Interface dataset entries
* * *

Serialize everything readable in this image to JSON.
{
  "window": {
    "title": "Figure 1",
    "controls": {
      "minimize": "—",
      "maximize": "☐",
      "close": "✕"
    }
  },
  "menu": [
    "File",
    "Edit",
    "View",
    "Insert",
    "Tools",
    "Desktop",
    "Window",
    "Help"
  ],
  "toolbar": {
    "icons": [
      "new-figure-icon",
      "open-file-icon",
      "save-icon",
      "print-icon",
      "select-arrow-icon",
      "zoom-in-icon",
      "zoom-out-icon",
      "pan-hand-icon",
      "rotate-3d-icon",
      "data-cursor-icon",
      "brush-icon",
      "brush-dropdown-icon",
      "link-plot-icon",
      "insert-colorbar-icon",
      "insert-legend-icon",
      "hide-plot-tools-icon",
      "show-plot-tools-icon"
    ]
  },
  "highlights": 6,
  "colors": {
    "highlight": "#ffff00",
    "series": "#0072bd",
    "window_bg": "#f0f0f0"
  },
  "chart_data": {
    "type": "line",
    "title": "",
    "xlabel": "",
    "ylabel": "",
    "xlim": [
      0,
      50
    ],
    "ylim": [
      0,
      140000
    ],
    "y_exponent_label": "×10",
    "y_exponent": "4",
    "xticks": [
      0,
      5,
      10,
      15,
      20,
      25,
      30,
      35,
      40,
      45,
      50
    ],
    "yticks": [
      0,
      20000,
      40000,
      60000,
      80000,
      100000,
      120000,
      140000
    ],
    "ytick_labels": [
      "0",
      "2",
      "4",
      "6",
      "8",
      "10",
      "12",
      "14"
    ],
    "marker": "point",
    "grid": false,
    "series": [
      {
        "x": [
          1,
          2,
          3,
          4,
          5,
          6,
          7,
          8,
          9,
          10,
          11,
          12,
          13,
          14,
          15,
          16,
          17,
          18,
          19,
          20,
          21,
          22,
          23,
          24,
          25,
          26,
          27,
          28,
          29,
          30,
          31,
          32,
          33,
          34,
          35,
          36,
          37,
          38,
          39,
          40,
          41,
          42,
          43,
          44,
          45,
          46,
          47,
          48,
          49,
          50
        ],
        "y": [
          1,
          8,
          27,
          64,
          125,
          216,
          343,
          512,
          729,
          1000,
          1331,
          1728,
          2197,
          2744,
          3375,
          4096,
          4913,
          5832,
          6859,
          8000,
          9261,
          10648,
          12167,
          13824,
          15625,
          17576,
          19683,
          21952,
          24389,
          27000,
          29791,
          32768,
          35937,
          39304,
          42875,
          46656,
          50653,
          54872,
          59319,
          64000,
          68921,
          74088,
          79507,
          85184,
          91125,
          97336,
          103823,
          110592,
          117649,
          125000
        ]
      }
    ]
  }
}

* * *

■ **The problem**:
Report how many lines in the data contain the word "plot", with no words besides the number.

■ **Written answer**:
3